**Work instruction:** For each line below that includes the word "旧統一教会問題", make a copy.

**Excerpted data:**

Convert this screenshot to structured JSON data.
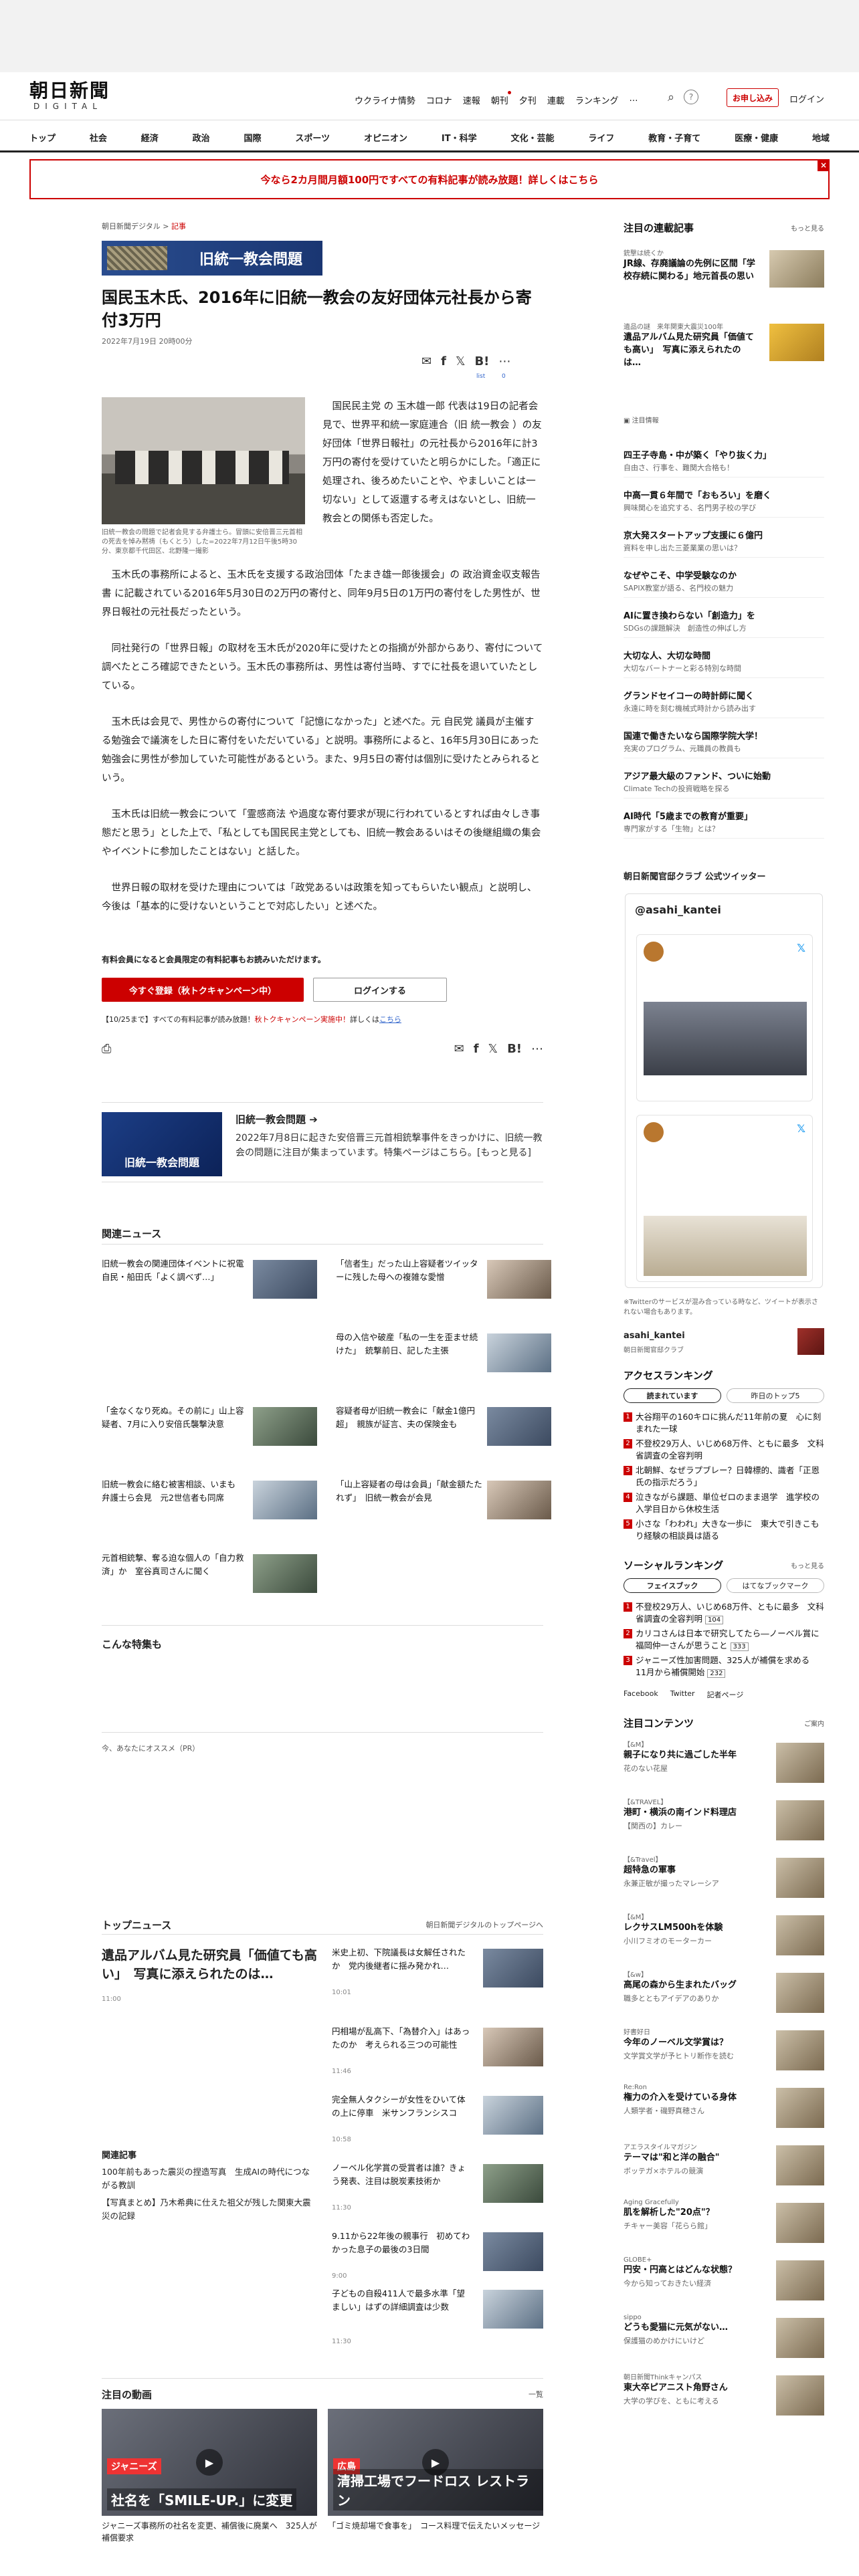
{
  "header": {
    "logo_title": "朝日新聞",
    "logo_sub": "DIGITAL",
    "nav": [
      "ウクライナ情勢",
      "コロナ",
      "速報",
      "朝刊",
      "夕刊",
      "連載",
      "ランキング",
      "…"
    ],
    "subscribe_label": "お申し込み",
    "login_label": "ログイン"
  },
  "global_nav": [
    "トップ",
    "社会",
    "経済",
    "政治",
    "国際",
    "スポーツ",
    "オピニオン",
    "IT・科学",
    "文化・芸能",
    "ライフ",
    "教育・子育て",
    "医療・健康",
    "地域"
  ],
  "banner": {
    "text": "今なら2カ月間月額100円ですべての有料記事が読み放題！詳しくはこちら",
    "close": "×"
  },
  "article": {
    "crumb_site": "朝日新聞デジタル",
    "crumb_sep": ">",
    "crumb_section": "記事",
    "tag_banner": "旧統一教会問題",
    "title": "国民玉木氏、2016年に旧統一教会の友好団体元社長から寄付3万円",
    "date": "2022年7月19日 20時00分",
    "share_list": "list",
    "share_count": "0",
    "photo_caption": "旧統一教会の問題で記者会見する弁護士ら。冒頭に安倍晋三元首相の死去を悼み黙祷（もくとう）した=2022年7月12日午後5時30分、東京都千代田区、北野隆一撮影",
    "lead": "国民民主党 の 玉木雄一郎 代表は19日の記者会見で、世界平和統一家庭連合（旧 統一教会 ）の友好団体「世界日報社」の元社長から2016年に計3万円の寄付を受けていたと明らかにした。「適正に処理され、後ろめたいことや、やましいことは一切ない」として返還する考えはないとし、旧統一教会との関係も否定した。",
    "paragraphs": [
      "玉木氏の事務所によると、玉木氏を支援する政治団体「たまき雄一郎後援会」の 政治資金収支報告書 に記載されている2016年5月30日の2万円の寄付と、同年9月5日の1万円の寄付をした男性が、世界日報社の元社長だったという。",
      "同社発行の「世界日報」の取材を玉木氏が2020年に受けたとの指摘が外部からあり、寄付について調べたところ確認できたという。玉木氏の事務所は、男性は寄付当時、すでに社長を退いていたとしている。",
      "玉木氏は会見で、男性からの寄付について「記憶になかった」と述べた。元 自民党 議員が主催する勉強会で議演をした日に寄付をいただいている」と説明。事務所によると、16年5月30日にあった勉強会に男性が参加していた可能性があるという。また、9月5日の寄付は個別に受けたとみられるという。",
      "玉木氏は旧統一教会について「霊感商法 や過度な寄付要求が現に行われているとすれば由々しき事態だと思う」とした上で、「私としても国民民主党としても、旧統一教会あるいはその後継組織の集会やイベントに参加したことはない」と話した。",
      "世界日報の取材を受けた理由については「政党あるいは政策を知ってもらいたい観点」と説明し、今後は「基本的に受けないということで対応したい」と述べた。"
    ],
    "member_note": "有料会員になると会員限定の有料記事もお読みいただけます。",
    "register_button": "今すぐ登録（秋トクキャンペーン中）",
    "login_button": "ログインする",
    "promo_prefix": "【10/25まで】すべての有料記事が読み放題！",
    "promo_highlight": "秋トクキャンペーン実施中！",
    "promo_suffix": "詳しくは",
    "promo_link": "こちら"
  },
  "feature": {
    "image_label": "旧統一教会問題",
    "heading": "旧統一教会問題 ➔",
    "desc": "2022年7月8日に起きた安倍晋三元首相銃撃事件をきっかけに、旧統一教会の問題に注目が集まっています。特集ページはこちら。[もっと見る]"
  },
  "related": {
    "heading": "関連ニュース",
    "items": [
      "旧統一教会の関連団体イベントに祝電　自民・船田氏「よく調べず…」",
      "「信者生」だった山上容疑者ツイッターに残した母への複雑な愛憎",
      "母の入信や破産「私の一生を歪ませ続けた」　銃撃前日、記した主張",
      "「金なくなり死ぬ。その前に」山上容疑者、7月に入り安倍氏襲撃決意",
      "容疑者母が旧統一教会に「献金1億円超」　親族が証言、夫の保険金も",
      "旧統一教会に絡む被害相談、いまも　弁護士ら会見　元2世信者も同席",
      "「山上容疑者の母は会員」「献金額たたれず」　旧統一教会が会見",
      "元首相銃撃、奪る迫な個人の「自力救済」か　室谷真司さんに聞く"
    ]
  },
  "special": {
    "heading": "こんな特集も"
  },
  "recommend": {
    "heading": "今、あなたにオススメ（PR）"
  },
  "top_news": {
    "heading": "トップニュース",
    "link": "朝日新聞デジタルのトップページへ",
    "main_title": "遺品アルバム見た研究員「価値ても高い」　写真に添えられたのは…",
    "main_time": "11:00",
    "related_heading": "関連記事",
    "related_items": [
      "100年前もあった震災の捏造写真　生成AIの時代につながる教訓",
      "【写真まとめ】乃木希典に仕えた祖父が残した関東大震災の記録"
    ],
    "items": [
      {
        "t": "米史上初、下院議長は女解任されたか　党内後継者に揺み発かれ…",
        "time": "10:01"
      },
      {
        "t": "円相場が乱高下、「為替介入」はあったのか　考えられる三つの可能性",
        "time": "11:46"
      },
      {
        "t": "完全無人タクシーが女性をひいて体の上に停車　米サンフランシスコ",
        "time": "10:58"
      },
      {
        "t": "ノーベル化学賞の受賞者は誰？きょう発表、注目は脱炭素技術か",
        "time": "11:30"
      },
      {
        "t": "9.11から22年後の親事行　初めてわかった息子の最後の3日間",
        "time": "9:00"
      },
      {
        "t": "子どもの自殺411人で最多水準「望ましい」はずの詳細調査は少数",
        "time": "11:30"
      }
    ]
  },
  "video": {
    "heading": "注目の動画",
    "link": "一覧",
    "items": [
      {
        "tag": "ジャニーズ",
        "label": "社名を「SMILE-UP.」に変更",
        "cap": "ジャニーズ事務所の社名を変更、補償後に廃業へ　325人が補償要求"
      },
      {
        "tag": "広島",
        "label": "清掃工場でフードロス レストラン",
        "cap": "「ゴミ焼却場で食事を」　コース料理で伝えたいメッセージ"
      }
    ]
  },
  "sidebar": {
    "series_heading": "注目の連載記事",
    "more": "もっと見る",
    "series": [
      {
        "cat": "銃撃は続くか",
        "t": "JR線、存廃議論の先例に区間「学校存続に関わる」地元首長の思い"
      },
      {
        "cat": "遺品の謎　来年関東大震災100年",
        "t": "遺品アルバム見た研究員「価値ても高い」　写真に添えられたのは…"
      }
    ],
    "kw_heading": "注目情報",
    "keywords": [
      {
        "a": "四王子寺島・中が築く「やり抜く力」",
        "b": "自由さ、行事を、難関大合格も！"
      },
      {
        "a": "中高一貫６年間で「おもろい」を磨く",
        "b": "興味関心を追究する、名門男子校の学び"
      },
      {
        "a": "京大発スタートアップ支援に６億円",
        "b": "資料を申し出た三菱業業の思いは？"
      },
      {
        "a": "なぜやこそ、中学受験なのか",
        "b": "SAPIX教室が語る、名門校の魅力"
      },
      {
        "a": "AIに置き換わらない「創造力」を",
        "b": "SDGsの課題解決　創造性の伸ばし方"
      },
      {
        "a": "大切な人、大切な時間",
        "b": "大切なバートナーと彩る特別な時間"
      },
      {
        "a": "グランドセイコーの時計師に聞く",
        "b": "永遠に時を刻む機械式時計から読み出す"
      },
      {
        "a": "国連で働きたいなら国際学院大学！",
        "b": "充実のプログラム、元職員の教員も"
      },
      {
        "a": "アジア最大級のファンド、ついに始動",
        "b": "Climate Techの投資戦略を探る"
      },
      {
        "a": "AI時代「5歳までの教育が重要」",
        "b": "専門家がする「生物」とは？"
      }
    ],
    "twitter_heading": "朝日新聞官邸クラブ 公式ツイッター",
    "tw_handle": "@asahi_kantei",
    "tw_note": "※Twitterのサービスが混み合っている時など、ツイートが表示されない場合もあります。",
    "tw_account": "asahi_kantei",
    "tw_account_sub": "朝日新聞官邸クラブ",
    "access_heading": "アクセスランキング",
    "access_tabs": [
      "読まれています",
      "昨日のトップ5"
    ],
    "access": [
      "大谷翔平の160キロに挑んだ11年前の夏　心に刻まれた一球",
      "不登校29万人、いじめ68万件、ともに最多　文科省調査の全容判明",
      "北朝鮮、なぜラプブレー？日韓標的、識者「正恩氏の指示だろう」",
      "泣きながら課題、単位ゼロのまま退学　進学校の入学目日から休校生活",
      "小さな「わわれ」大きな一歩に　東大で引きこもり経験の相談員は語る"
    ],
    "social_heading": "ソーシャルランキング",
    "social_tabs": [
      "フェイスブック",
      "はてなブックマーク"
    ],
    "social": [
      {
        "t": "不登校29万人、いじめ68万件、ともに最多　文科省調査の全容判明",
        "c": "104"
      },
      {
        "t": "カリコさんは日本で研究してたら―ノーベル賞に福岡仲一さんが思うこと",
        "c": "333"
      },
      {
        "t": "ジャニーズ性加害問題、325人が補償を求める　11月から補償開始",
        "c": "232"
      }
    ],
    "follow": [
      "Facebook",
      "Twitter",
      "記者ページ"
    ],
    "contents_heading": "注目コンテンツ",
    "contents_link": "ご案内",
    "contents": [
      {
        "c": "【&M】",
        "a": "親子になり共に過ごした半年",
        "b": "花のない花屋"
      },
      {
        "c": "【&TRAVEL】",
        "a": "港町・横浜の南インド料理店",
        "b": "【関西の】カレー"
      },
      {
        "c": "【&Travel】",
        "a": "超特急の軍事",
        "b": "永兼正敏が撮ったマレーシア"
      },
      {
        "c": "【&M】",
        "a": "レクサスLM500hを体験",
        "b": "小川フミオのモーターカー"
      },
      {
        "c": "【&w】",
        "a": "高尾の森から生まれたバッグ",
        "b": "職多とともアイデアのありか"
      },
      {
        "c": "好書好日",
        "a": "今年のノーベル文学賞は？",
        "b": "文学賞文学が予ヒトリ断作を読む"
      },
      {
        "c": "Re:Ron",
        "a": "権力の介入を受けている身体",
        "b": "人類学者・磯野真穂さん"
      },
      {
        "c": "アエラスタイルマガジン",
        "a": "テーマは\"和と洋の融合\"",
        "b": "ボッテガ×ホテルの競演"
      },
      {
        "c": "Aging Gracefully",
        "a": "肌を解析した\"20点\"？",
        "b": "チキャー美容「花らら館」"
      },
      {
        "c": "GLOBE+",
        "a": "円安・円高とはどんな状態？",
        "b": "今から知っておきたい経済"
      },
      {
        "c": "sippo",
        "a": "どうも愛猫に元気がない…",
        "b": "保護猫のめかけにいけど"
      },
      {
        "c": "朝日新聞Thinkキャンパス",
        "a": "東大卒ピアニスト角野さん",
        "b": "大学の学びを、ともに考える"
      }
    ]
  },
  "colors": {
    "accent": "#cc0000",
    "navy": "#1a3672"
  }
}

**Finished exercise:**
    "tag_banner": "旧統一教会問題",
    "image_label": "旧統一教会問題",
    "heading": "旧統一教会問題 ➔",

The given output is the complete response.